In some ways, this shifts security policy and access control back to the individual instances rather than within the network itself, but hybrid cloud architecture designs don't easily accommodate traditional networking models of segmentation. Dynamic assets like virtual instances -- running on technology like VMware internally or in AWS or Azure -- and containers are difficult to position behind fixed network enforcement points. So, organizations can adopt a zero-trust microsegmentation strategy that only allows traffic to flow between approved systems and connections, regardless of the environment they are in.
An entirely new aspect of strategy for zero-trust in the cloud complements the network focus: identity management and permissions. As all assets in a cloud environment are essentially software-defined objects communicating across a uniform provider backplane, a control plane enforcing identity attributes like privilege allocation and policy works in conjunction with network behaviors and definitions to isolate and control workload interactions. Using tools like instance images and container grouping, along with orchestration tools like Kubernetes or those available from major IaaS and PaaS providers, teams can create affinity policies of trust based on identity and privilege definitions evaluated and enforced by the provider hypervisor and software-defined infrastructure.

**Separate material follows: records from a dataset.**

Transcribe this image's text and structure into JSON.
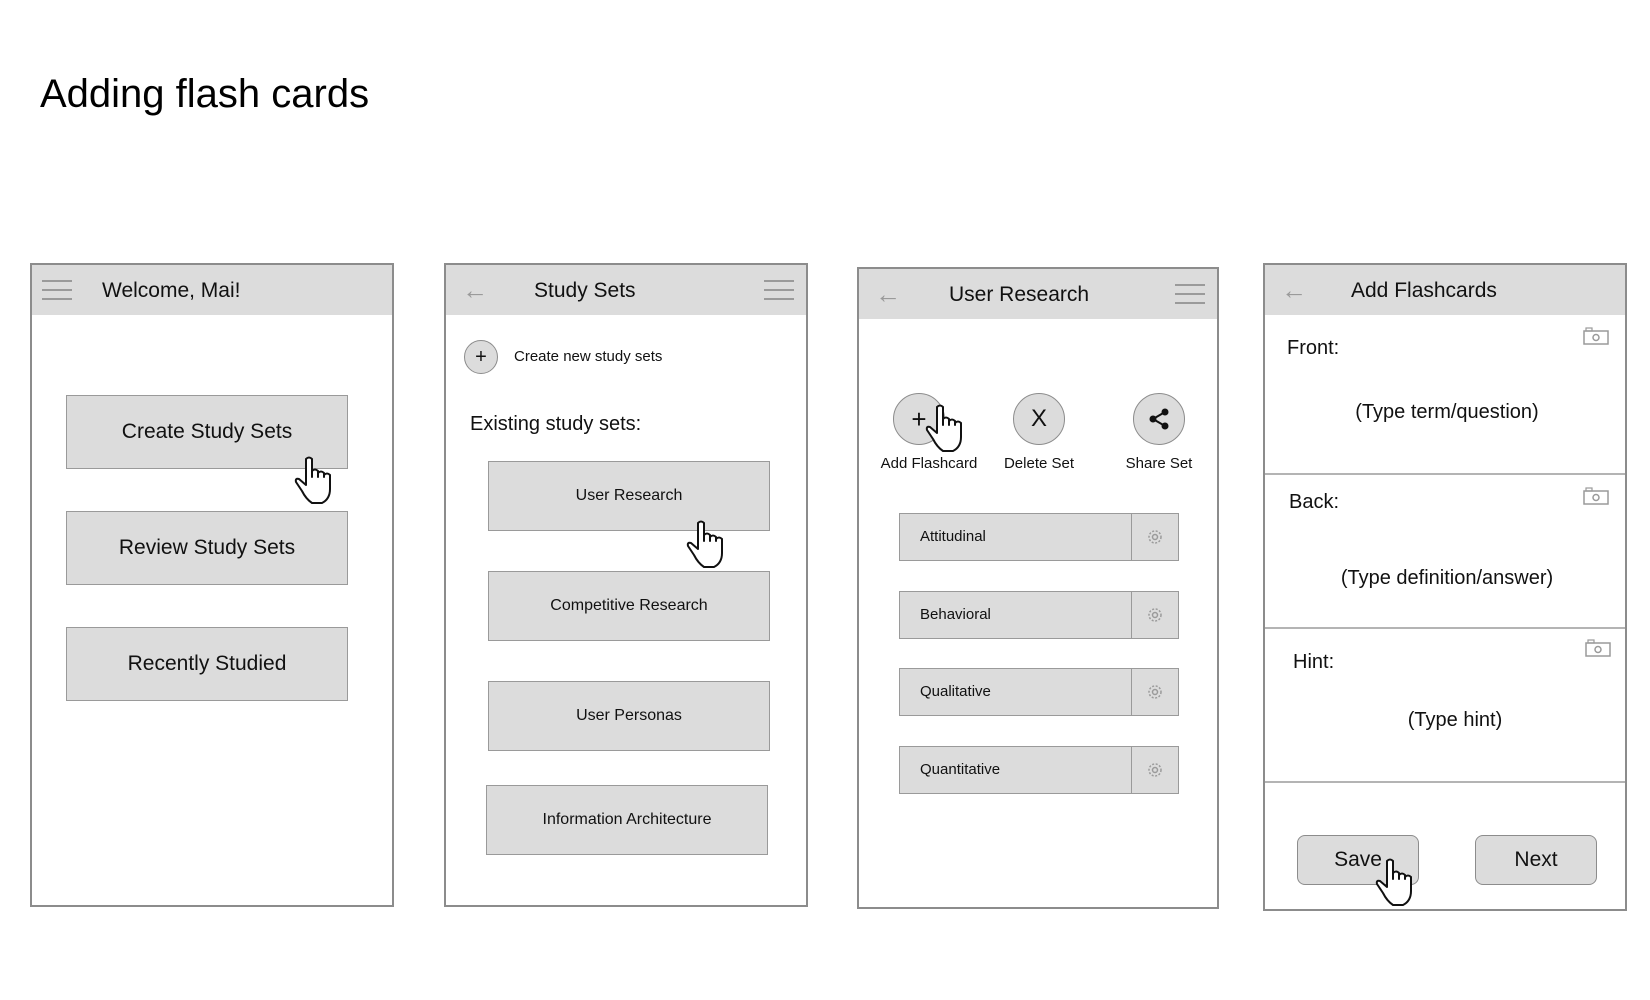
{
  "page": {
    "title": "Adding flash cards"
  },
  "screen1": {
    "header_title": "Welcome, Mai!",
    "buttons": [
      "Create Study Sets",
      "Review Study Sets",
      "Recently Studied"
    ]
  },
  "screen2": {
    "header_title": "Study Sets",
    "create_label": "Create new study sets",
    "create_symbol": "+",
    "existing_label": "Existing study sets:",
    "sets": [
      "User Research",
      "Competitive Research",
      "User Personas",
      "Information Architecture"
    ]
  },
  "screen3": {
    "header_title": "User Research",
    "actions": [
      {
        "symbol": "+",
        "label": "Add Flashcard"
      },
      {
        "symbol": "X",
        "label": "Delete Set"
      },
      {
        "symbol": "",
        "label": "Share Set"
      }
    ],
    "cards": [
      "Attitudinal",
      "Behavioral",
      "Qualitative",
      "Quantitative"
    ]
  },
  "screen4": {
    "header_title": "Add Flashcards",
    "front_label": "Front:",
    "front_placeholder": "(Type term/question)",
    "back_label": "Back:",
    "back_placeholder": "(Type definition/answer)",
    "hint_label": "Hint:",
    "hint_placeholder": "(Type hint)",
    "save_label": "Save",
    "next_label": "Next"
  },
  "colors": {
    "header_bg": "#dcdcdc",
    "button_bg": "#dcdcdc",
    "border": "#8c8c8c"
  },
  "icons": [
    "hamburger-icon",
    "back-arrow-icon",
    "plus-icon",
    "share-icon",
    "gear-icon",
    "camera-icon",
    "hand-cursor-icon"
  ]
}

How this layer of identity control gets created and enforced is unfortunately specific to the individual provider environment and rarely translates from one environment to another. Where network-based controls can be enforced through a unified approach to access control rules that allow or restrict ports, protocols and services -- and may be enabled with a central firewall appliance or other platform -- identity definitions and policies are usually tailored to the provider since its permissions are specifically tailored to the cloud environment itself.
To achieve a true zero-trust in the cloud model, a combination of network and identity permission policies should be in place, preferably with application behavior profiling enabled. No cloud provider options enable this completely, which may lead some organizations to third-party tools that are usually agent-based and include a separate policy controller that evaluates network, identity and application behaviors and settings when making access control decisions. In the future, this capability will likely get more integrated into individual cloud provider environments, but enabling this for multi-cloud deployments will probably take some time.